Aim of the exercise: Among the lines below, return each one that contains the word "icon".

•••

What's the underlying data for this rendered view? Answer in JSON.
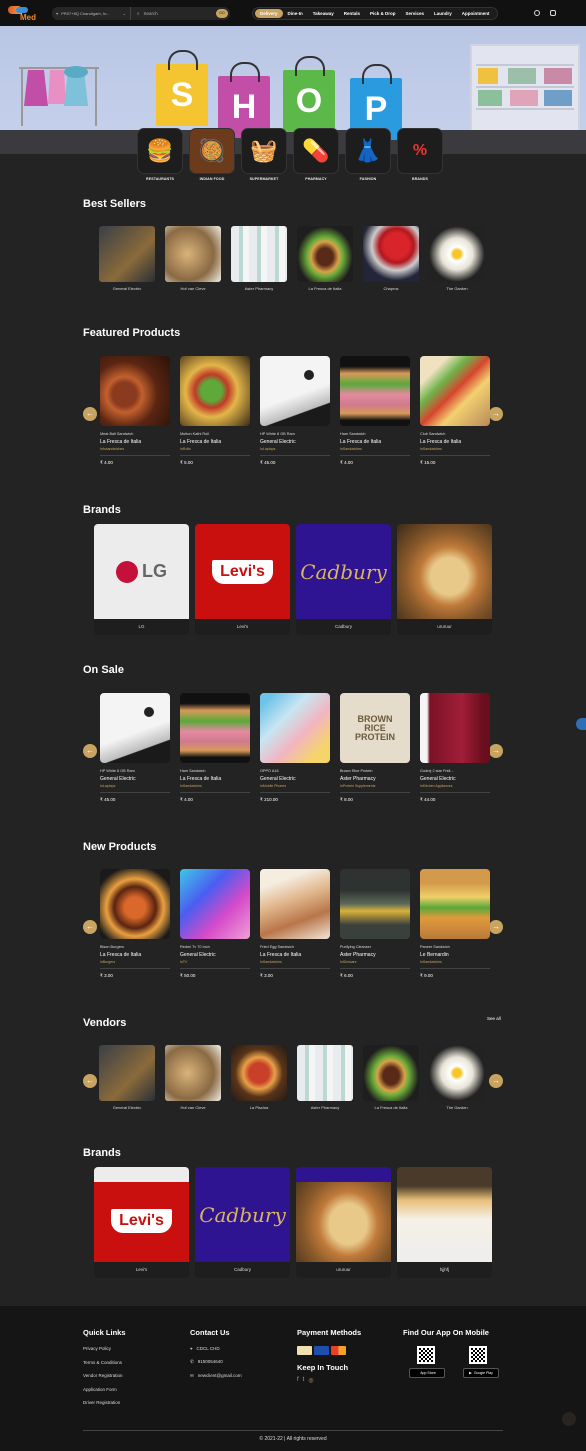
{
  "nav": {
    "brand": "Med",
    "location": "PR07+8Q Chandigarh, In...",
    "search_placeholder": "Search",
    "search_go": "GO",
    "tabs": [
      "Delivery",
      "Dine-In",
      "Takeaway",
      "Rentals",
      "Pick & Drop",
      "Services",
      "Laundry",
      "Appointment"
    ],
    "active_tab": "Delivery"
  },
  "hero": {
    "letters": [
      "S",
      "H",
      "O",
      "P"
    ],
    "colors": {
      "s": "#f4c431",
      "h": "#c24ea8",
      "o": "#5db84a",
      "p": "#2b9be0"
    }
  },
  "categories": [
    {
      "label": "RESTAURANTS",
      "icon": "burger-icon"
    },
    {
      "label": "INDIAN FOOD",
      "icon": "spices-icon"
    },
    {
      "label": "SUPERMARKET",
      "icon": "basket-icon"
    },
    {
      "label": "PHARMACY",
      "icon": "pills-icon"
    },
    {
      "label": "FASHION",
      "icon": "dress-icon"
    },
    {
      "label": "BRANDS",
      "icon": "discount-bag-icon"
    }
  ],
  "best_sellers": {
    "title": "Best Sellers",
    "items": [
      "General Electric",
      "Hof van Cleve",
      "Aster Pharmacy",
      "La Fresca de Italia",
      "Chapros",
      "The Garden"
    ]
  },
  "featured": {
    "title": "Featured Products",
    "items": [
      {
        "name": "Meat Ball Sandwich",
        "vendor": "La Fresca de Italia",
        "category": "Infosandwiches",
        "price": "₹ 4.00"
      },
      {
        "name": "Mutton Kathi Roll",
        "vendor": "La Fresca de Italia",
        "category": "InRolls",
        "price": "₹ 5.00"
      },
      {
        "name": "HP White 8 GB Ram",
        "vendor": "General Electric",
        "category": "InLaptops",
        "price": "₹ 45.00"
      },
      {
        "name": "Ham Sandwich",
        "vendor": "La Fresca de Italia",
        "category": "InSandwiches",
        "price": "₹ 4.00"
      },
      {
        "name": "Club Sandwich",
        "vendor": "La Fresca de Italia",
        "category": "InSandwiches",
        "price": "₹ 15.00"
      }
    ]
  },
  "brands": {
    "title": "Brands",
    "items": [
      "LG",
      "Levi's",
      "Cadbury",
      "ururuur"
    ]
  },
  "on_sale": {
    "title": "On Sale",
    "items": [
      {
        "name": "HP White 8 GB Ram",
        "vendor": "General Electric",
        "category": "InLaptops",
        "price": "₹ 45.00"
      },
      {
        "name": "Ham Sandwich",
        "vendor": "La Fresca de Italia",
        "category": "InSandwiches",
        "price": "₹ 4.00"
      },
      {
        "name": "OPPO A16",
        "vendor": "General Electric",
        "category": "InMobile Phones",
        "price": "₹ 210.00"
      },
      {
        "name": "Brown Rice Protein",
        "vendor": "Aster Pharmacy",
        "category": "InProtein Supplements",
        "price": "₹ 8.00"
      },
      {
        "name": "Godrej 2 star Fridi...",
        "vendor": "General Electric",
        "category": "InKitchen Appliances",
        "price": "₹ 44.00"
      }
    ]
  },
  "new_products": {
    "title": "New Products",
    "items": [
      {
        "name": "Bison Burgers",
        "vendor": "La Fresca de Italia",
        "category": "InBurgers",
        "price": "₹ 3.00"
      },
      {
        "name": "Redmi Tv 70 Inch",
        "vendor": "General Electric",
        "category": "InTV",
        "price": "₹ 50.00"
      },
      {
        "name": "Fried Egg Sandwich",
        "vendor": "La Fresca de Italia",
        "category": "InSandwiches",
        "price": "₹ 3.00"
      },
      {
        "name": "Purifying Cleanser",
        "vendor": "Aster Pharmacy",
        "category": "InSkincare",
        "price": "₹ 6.00"
      },
      {
        "name": "Paneer Sandwich",
        "vendor": "Le Bernardin",
        "category": "InSandwiches",
        "price": "₹ 9.00"
      }
    ]
  },
  "vendors": {
    "title": "Vendors",
    "see_all": "See all",
    "items": [
      "General Electric",
      "Hof van Cleve",
      "La Piscina",
      "Aster Pharmacy",
      "La Fresca de Italia",
      "The Garden"
    ]
  },
  "brands2": {
    "title": "Brands",
    "items": [
      "Levi's",
      "Cadbury",
      "ururuur",
      "hjjhfj"
    ]
  },
  "footer": {
    "quick_links_title": "Quick Links",
    "quick_links": [
      "Privacy Policy",
      "Terms & Conditions",
      "Vendor Registration",
      "Application Form",
      "Driver Registration"
    ],
    "contact_title": "Contact Us",
    "contact": [
      "CDCL CHD",
      "9150054640",
      "newclient@gmail.com"
    ],
    "payment_title": "Payment Methods",
    "keep_in_touch": "Keep In Touch",
    "app_title": "Find Our App On Mobile",
    "app_store": "App Store",
    "google_play": "Google Play",
    "copyright": "© 2021-22 | All rights reserved"
  }
}
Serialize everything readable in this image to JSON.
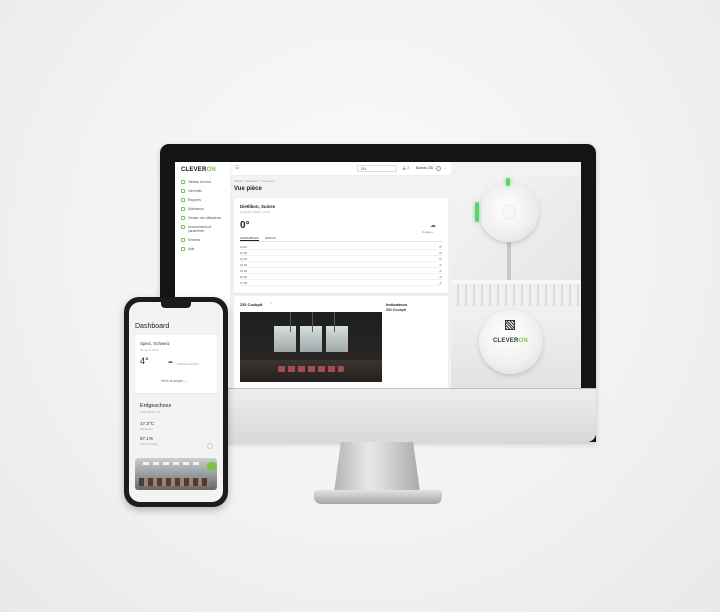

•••

Written answer:
      "icon": "burger-icon"
      "icon": "spices-icon"
      "icon": "basket-icon"
      "icon": "pills-icon"
      "icon": "dress-icon"
      "icon": "discount-bag-icon"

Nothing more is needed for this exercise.